I guess that most of you are using applied end panels since you're screwing the backs all the way around. I use integral ends with the 1/2" groove. It works on both exposed and non-exposed sides. The only issue is keeping the interior of the cabinet consistent in which case you can nail a quarter inch to the interior side.

From contributor G:
On uppers I put screws along with the 1 1/4" staples on the tops and bottoms. I also put a screw in the spot where it will be screwed to the wall into the stud. Of course this is done during the install. I don't put screws into the lowers except during install, same as the uppers.

From contributor S:
3/4 backs hands down, glue and screwed. No nailers.

From contributor C:
I'm with Contributor C - 3/4 backs, 3/4 sides and bottoms. The bottoms are set in a 1/4 deep dado and the sides have a 1/4 deep rabbit to drop the back in and then itís all glue and screws. No chipboard or melamine, all plywood!

From contributor F:
I'm guessing the folks that use 3/4" backs are still pretty young or have young installers. It seems like extreme overkill to me and a shortening of your career lifting those boxes. I'm just curious why you would want to use 3/4"? Is it just material consolidation? Not knocking what youíre doing I just don't get it.

From contributor H:
For me a 3/4" back is just plain easier. Sure if the cabinet is narrow it seems like overkill but try a 36" wide base cabinet with four drawers or a 36" pantry cabinet. a 3/4" back makes attaching the finished bar face easier when I build an island or bar cabinet. I have a contractor that likes 18" deep x 60" tall upper cabinets (don't ask me why) and I don't have to worry about hanging them with a 3/4" back holding it together. If I didn't have to install I might go back to 1/4" backs as they are simpler to construct.

From contributor U:
I'm with Contributor F on not getting it. I use 1/2'' for everything except the shelves, which are 3/4''. I do mine the way Contributor G does. I also found out a long time ago that cabinet customers will not share your enthusiasm about rabbets and dados, as long as the box holds together then they don't care how they are constructed. So I build mine the simplest way I know how as long as it is solid. I spend my time on a good design and seeing where I can fancy it up without breaking the bank.

From contributor S:
Yes on material consolidation but I have a 14"D cab, finished interiors. Having no nailers eliminates a few steps and gives me a nice clean look. The cabinet back gets edgebanded on the bottom and you have a nice clean box. I found using 1/2 that I had tons of scrap all the time and even using 1/2" drawer bottoms I could not use it up so I went to 3/4 backs. Everything gets end panels so I just glue and screw everything to the back of the carcase.
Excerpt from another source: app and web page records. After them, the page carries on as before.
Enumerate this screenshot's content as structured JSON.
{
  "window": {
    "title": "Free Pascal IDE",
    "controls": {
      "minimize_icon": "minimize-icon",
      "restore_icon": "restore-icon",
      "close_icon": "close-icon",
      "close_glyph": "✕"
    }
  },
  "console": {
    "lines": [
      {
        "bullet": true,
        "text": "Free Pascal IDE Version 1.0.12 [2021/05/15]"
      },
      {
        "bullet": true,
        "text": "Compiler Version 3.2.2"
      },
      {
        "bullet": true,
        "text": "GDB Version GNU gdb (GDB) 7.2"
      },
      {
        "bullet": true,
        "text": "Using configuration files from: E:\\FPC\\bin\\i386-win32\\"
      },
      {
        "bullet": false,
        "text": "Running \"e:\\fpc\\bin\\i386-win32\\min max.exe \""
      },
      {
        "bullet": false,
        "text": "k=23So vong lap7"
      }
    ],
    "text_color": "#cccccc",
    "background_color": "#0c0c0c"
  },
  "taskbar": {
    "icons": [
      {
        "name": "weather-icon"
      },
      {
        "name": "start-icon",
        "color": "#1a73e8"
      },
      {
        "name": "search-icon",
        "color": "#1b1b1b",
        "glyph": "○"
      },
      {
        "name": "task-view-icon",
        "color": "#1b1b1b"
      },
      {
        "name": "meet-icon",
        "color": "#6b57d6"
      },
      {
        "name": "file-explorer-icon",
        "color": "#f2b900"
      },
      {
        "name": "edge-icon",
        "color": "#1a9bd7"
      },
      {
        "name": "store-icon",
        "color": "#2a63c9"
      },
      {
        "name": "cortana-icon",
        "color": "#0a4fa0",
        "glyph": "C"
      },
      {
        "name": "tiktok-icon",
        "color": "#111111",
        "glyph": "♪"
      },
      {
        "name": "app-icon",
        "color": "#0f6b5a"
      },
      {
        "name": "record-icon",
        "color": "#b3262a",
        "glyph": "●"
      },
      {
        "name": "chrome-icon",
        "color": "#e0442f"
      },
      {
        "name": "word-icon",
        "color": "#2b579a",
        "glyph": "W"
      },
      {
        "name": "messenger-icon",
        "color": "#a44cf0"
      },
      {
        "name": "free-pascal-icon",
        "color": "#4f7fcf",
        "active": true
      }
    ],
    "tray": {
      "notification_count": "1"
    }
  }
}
From contributor D:
We build our home office cabinets and garage cabinets with 3/4" backs. We used to use 1/4" but switched about a year ago. The only downside is that the cabinet is heavier. We do a Euro style cabinet and do matching melamine interiors and offer it in 16 colors. The cost difference was negligible, with some colors costing more in 1/4" than in 3/4". Then figure in all the waste that we couldn't use and the racks that we were storing scrap in. Add on to that that we were cutting nailers, etc. The 3/4" just made sense for us in our market. We get a much stronger cabinet, virtually no waste, and lower inventory with fewer parts to handle.